W is for Wetlands
The Little Ouse river rises at Redgrave and Lopham Fen and travels West through Brandon, Hinderclay Fen, Thelnetham Fen, Raydon Common and Hopton Common, an area of Wooded Valley Meadowlands and Fens.
Formed originally by glacial outwash these wetlands were drained for agriculture, leaving pockets of marshes, fens, and Alder Carrs – wet woodland which attract the birch, alder and dog rose and rich in ferns, mosses, lichen and fungi. This valley held peat deposits which were extracted for fuel whilst the river provided sedges and reed used for thatching.
Redgrave and Lopham Fen, maintained by Suffolk Wildlife Trust is open for visitors and is a haven for wildlife: dragonflies, butterflies, reptiles and amphibians, mammals; and in recent years the Fen Raft Spider, first introduced at Carlton Marshes, can been seen at Redgrave Fen.

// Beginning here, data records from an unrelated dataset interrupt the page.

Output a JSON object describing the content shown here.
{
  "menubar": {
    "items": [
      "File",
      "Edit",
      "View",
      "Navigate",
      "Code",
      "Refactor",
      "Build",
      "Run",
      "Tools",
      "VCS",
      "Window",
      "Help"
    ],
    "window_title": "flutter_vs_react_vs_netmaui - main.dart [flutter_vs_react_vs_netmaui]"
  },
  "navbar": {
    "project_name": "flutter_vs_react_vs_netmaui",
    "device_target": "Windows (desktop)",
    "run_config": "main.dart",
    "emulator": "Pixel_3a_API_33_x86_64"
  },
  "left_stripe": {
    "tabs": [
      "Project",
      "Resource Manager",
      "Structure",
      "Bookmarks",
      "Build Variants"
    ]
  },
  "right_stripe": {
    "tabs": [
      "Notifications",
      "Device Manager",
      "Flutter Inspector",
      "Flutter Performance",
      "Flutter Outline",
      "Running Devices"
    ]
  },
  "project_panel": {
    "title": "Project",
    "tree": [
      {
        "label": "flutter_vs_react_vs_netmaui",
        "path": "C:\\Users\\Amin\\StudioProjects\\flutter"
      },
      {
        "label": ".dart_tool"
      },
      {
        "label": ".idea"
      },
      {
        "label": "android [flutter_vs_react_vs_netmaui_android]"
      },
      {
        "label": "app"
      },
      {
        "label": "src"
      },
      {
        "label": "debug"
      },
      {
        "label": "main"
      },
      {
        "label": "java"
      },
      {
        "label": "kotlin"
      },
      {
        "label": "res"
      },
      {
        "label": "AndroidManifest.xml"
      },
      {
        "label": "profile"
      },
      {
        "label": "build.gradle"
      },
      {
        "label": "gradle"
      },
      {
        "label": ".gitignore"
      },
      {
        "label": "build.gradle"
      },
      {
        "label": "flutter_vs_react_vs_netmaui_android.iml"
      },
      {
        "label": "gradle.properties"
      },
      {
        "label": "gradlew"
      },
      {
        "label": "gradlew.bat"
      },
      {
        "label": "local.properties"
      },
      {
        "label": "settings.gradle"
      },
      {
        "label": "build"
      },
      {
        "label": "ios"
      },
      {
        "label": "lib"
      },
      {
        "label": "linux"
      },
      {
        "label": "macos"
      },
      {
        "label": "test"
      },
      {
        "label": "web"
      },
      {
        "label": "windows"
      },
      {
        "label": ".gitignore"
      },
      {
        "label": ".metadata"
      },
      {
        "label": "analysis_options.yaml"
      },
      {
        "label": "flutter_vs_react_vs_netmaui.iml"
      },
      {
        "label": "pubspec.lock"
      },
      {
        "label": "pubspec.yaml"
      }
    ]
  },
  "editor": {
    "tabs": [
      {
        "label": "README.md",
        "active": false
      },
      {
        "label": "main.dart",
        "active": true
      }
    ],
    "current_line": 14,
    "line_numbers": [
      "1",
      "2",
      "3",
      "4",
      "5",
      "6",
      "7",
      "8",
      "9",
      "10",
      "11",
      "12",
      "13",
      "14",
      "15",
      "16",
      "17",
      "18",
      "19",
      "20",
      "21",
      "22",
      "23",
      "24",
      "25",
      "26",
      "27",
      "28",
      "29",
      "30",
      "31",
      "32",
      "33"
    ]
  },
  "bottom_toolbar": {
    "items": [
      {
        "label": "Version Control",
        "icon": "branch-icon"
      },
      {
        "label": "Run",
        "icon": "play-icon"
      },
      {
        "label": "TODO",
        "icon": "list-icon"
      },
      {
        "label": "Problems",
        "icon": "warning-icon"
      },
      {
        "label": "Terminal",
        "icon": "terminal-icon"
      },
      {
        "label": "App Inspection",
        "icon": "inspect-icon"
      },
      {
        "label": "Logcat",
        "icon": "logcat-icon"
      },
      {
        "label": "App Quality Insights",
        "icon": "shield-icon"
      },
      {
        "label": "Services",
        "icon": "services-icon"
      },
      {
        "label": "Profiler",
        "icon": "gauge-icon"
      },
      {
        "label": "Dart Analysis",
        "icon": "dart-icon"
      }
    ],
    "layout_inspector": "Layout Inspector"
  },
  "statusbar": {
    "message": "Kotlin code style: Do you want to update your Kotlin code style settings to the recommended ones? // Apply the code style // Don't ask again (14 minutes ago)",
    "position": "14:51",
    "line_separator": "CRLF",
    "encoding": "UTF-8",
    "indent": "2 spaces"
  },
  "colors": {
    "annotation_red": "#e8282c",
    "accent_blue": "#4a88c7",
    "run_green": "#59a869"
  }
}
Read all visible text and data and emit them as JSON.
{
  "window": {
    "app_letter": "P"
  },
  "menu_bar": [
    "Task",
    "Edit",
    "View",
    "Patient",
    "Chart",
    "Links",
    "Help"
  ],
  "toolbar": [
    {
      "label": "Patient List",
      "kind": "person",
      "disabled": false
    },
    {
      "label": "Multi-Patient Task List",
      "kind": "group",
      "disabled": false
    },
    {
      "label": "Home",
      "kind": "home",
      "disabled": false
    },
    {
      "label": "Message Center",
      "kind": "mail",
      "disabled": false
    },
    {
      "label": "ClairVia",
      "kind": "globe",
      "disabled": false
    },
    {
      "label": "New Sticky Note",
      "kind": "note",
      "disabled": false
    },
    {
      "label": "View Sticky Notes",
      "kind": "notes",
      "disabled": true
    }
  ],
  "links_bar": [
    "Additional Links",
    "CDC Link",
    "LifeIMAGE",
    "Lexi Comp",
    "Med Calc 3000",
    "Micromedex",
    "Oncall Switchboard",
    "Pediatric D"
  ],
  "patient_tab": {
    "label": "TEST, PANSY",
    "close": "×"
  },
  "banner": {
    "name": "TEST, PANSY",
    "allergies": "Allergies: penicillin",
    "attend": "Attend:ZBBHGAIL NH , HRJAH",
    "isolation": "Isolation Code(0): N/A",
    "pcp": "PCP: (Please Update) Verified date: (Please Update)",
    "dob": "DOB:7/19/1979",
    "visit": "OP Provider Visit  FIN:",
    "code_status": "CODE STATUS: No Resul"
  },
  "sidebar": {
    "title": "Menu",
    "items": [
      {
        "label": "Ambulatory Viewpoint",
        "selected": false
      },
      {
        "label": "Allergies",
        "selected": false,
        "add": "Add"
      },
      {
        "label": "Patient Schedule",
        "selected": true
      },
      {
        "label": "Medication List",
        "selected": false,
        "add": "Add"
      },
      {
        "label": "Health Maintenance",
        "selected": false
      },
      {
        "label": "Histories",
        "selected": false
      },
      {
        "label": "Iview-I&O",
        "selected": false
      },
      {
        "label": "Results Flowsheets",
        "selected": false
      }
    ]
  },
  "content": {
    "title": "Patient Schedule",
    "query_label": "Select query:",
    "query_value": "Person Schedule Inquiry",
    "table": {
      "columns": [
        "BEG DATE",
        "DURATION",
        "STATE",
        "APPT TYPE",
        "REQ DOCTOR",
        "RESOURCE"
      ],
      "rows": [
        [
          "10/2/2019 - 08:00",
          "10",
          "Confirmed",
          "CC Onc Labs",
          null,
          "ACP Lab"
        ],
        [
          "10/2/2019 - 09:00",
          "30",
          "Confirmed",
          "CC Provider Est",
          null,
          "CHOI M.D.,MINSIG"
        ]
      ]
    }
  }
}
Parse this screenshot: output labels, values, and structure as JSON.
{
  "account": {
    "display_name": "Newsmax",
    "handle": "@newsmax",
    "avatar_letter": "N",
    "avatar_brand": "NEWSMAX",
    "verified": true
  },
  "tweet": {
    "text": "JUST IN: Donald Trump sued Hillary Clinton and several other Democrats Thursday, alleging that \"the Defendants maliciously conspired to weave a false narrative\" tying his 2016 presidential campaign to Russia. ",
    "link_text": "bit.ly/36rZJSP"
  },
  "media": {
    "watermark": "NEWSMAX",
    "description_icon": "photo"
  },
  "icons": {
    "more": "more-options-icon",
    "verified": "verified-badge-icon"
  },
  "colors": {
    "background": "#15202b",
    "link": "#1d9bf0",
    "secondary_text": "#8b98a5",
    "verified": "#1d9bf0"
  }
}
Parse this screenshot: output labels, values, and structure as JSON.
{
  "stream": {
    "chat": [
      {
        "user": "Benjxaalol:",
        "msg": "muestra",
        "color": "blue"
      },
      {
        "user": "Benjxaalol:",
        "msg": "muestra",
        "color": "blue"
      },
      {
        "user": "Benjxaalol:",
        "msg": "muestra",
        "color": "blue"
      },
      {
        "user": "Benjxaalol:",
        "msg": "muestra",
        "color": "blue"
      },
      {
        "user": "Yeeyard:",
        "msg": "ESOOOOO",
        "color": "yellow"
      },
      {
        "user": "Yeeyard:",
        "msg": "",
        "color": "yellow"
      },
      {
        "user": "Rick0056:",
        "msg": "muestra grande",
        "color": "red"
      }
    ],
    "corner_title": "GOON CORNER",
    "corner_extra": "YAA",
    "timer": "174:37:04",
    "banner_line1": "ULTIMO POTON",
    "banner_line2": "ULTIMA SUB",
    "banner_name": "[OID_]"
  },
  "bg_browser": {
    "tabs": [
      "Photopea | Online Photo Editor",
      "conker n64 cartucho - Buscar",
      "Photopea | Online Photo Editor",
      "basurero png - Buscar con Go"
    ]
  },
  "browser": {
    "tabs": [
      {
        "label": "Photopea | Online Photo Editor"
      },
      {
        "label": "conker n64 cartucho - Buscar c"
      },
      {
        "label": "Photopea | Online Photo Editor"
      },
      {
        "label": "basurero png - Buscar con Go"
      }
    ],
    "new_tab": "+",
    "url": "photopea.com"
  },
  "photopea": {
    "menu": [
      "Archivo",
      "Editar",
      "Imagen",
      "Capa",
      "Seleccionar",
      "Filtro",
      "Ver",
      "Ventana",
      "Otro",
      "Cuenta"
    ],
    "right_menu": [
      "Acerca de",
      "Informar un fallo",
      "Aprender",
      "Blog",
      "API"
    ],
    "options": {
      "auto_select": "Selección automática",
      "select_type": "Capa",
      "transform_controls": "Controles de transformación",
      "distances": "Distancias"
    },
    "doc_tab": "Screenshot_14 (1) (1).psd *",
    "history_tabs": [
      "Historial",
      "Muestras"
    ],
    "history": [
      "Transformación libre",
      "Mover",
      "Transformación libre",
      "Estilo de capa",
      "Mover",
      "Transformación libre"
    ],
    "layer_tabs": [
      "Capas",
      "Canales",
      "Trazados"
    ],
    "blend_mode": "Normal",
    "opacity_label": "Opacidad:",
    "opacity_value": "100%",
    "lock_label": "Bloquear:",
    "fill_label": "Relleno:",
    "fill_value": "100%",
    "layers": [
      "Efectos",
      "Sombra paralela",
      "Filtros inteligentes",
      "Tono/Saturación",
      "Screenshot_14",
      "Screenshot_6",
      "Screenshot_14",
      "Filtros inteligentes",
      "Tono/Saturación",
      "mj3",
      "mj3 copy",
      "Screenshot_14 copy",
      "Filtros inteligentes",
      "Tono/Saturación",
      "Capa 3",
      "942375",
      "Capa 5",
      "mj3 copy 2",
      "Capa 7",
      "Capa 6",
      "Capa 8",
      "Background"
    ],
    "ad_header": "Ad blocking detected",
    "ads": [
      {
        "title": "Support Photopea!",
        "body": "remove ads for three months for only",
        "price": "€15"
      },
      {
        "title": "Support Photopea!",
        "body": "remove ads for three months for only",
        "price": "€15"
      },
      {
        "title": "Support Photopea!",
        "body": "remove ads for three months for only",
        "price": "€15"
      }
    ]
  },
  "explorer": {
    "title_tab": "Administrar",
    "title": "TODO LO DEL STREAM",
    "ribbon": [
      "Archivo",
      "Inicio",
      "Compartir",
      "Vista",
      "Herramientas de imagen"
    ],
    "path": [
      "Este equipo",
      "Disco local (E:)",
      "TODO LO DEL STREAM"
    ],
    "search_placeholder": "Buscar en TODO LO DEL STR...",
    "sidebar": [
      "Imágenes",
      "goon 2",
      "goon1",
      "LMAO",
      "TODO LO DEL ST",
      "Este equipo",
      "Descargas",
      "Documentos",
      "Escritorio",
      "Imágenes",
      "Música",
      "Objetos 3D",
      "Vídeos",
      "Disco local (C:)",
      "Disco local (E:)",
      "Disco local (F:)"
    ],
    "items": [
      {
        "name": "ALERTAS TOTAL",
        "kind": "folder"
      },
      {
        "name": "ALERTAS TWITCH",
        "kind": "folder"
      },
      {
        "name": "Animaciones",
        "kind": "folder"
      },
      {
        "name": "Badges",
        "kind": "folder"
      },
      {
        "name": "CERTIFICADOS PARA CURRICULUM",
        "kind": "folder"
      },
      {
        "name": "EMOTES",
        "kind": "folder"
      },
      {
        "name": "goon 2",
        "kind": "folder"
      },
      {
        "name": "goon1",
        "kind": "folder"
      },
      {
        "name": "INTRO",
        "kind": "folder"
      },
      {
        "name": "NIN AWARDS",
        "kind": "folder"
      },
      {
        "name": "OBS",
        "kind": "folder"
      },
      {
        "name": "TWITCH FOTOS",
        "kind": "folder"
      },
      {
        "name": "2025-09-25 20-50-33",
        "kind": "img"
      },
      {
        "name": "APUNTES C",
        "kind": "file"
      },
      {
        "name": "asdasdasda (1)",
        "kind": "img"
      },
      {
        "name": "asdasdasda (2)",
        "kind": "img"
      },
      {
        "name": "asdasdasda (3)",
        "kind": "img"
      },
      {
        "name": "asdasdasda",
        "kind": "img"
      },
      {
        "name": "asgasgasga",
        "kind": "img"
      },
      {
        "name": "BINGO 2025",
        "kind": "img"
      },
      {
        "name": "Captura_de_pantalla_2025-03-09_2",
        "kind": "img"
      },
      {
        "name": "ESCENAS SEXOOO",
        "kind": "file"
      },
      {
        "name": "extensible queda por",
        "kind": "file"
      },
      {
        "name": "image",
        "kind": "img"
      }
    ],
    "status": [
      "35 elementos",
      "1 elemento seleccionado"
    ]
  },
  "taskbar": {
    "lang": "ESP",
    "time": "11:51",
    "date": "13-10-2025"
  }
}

Many birds are attracted to this area such as the Sedge Warbler, the Bearded Tit and birds of prey such as the Hobby and the Barn Owl which are illustrated here from History of British Birds by William Yarrel (1863), part of the Cullum Library Collection based at Bury Record Office.